I’ll confess, I had some seriously juvenile moments with Blogette, and aggravating Steve Schmidt was exhilarating at times. We weren’t above easy little revenges. Bucking against his tyrannical control was fun—and Shannon and Heather and I reveled in our misdeeds.
We put up crappy pictures of people and journalists we didn’t like on the site, knowing how pissed off they’d be. One time Mark Salter, who is my dad’s alter ego and speechwriter, and coauthor of his books, fell asleep on the campaign plane and we put plastic cockroaches and plastic bugs all over his arms and shoulders and took pictures of him. If you have ever met Mark you know how seriously he can take himself—and you would know how
he’d be with being photographed covered in plastic bugs, which is probably why it became such a popular picture that generated lots of feedback and comments. And it’s probably why his sister found it so funny.
Looking back on our antics, and our little power plays with the blog, they were pretty innocuous. And our successes were small ones too. At the time, I was thrilled those first months as my audience rose to one thousand hits per day, and later stunned when it rose to ten thousand—and the next year, as high as eighty thousand in a day. I had never really generated much attention in my life, except for the love and support and applause my parents always gave me. So to me, this was the big time. Compared to a healthy website or blog today, our following was meager. And compared to the creative stuff that Hillary Clinton and Barack Obama’s web teams were up to, my efforts seem amateurish and small-time.

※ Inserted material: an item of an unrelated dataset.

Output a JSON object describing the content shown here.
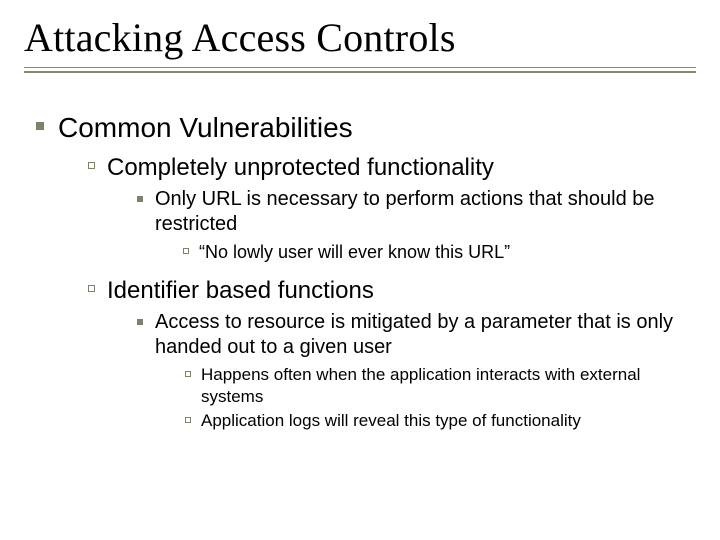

I had bigger dreams for the blog—and began to see ways, almost immediately, that we could draw more hits—but I didn’t have the money to do much PR or to update throughout the day, which I had learned is how you keep people following you. In the end, I’m not sure Blogette lived up to my dreams for it, but I tried, and kept trying. I cared so much.
Hindsight is 20/20, the old expression goes, but I do wonder how much more we could have done, and how many more young voters we could have reached, if our Internet operations had been more effective across the board. The conventional wisdom at the time, especially within the Republican establishment, was that chasing young voters too diligently was a waste of time and money. Young voters were supposed to be a lousy bet, fickle and almost impossible to get into the voting booth. They might be passionate during rallies, but come election day, they would have moved on to a new interest, another candidate—or have bought a new iPod and forgotten about the election completely.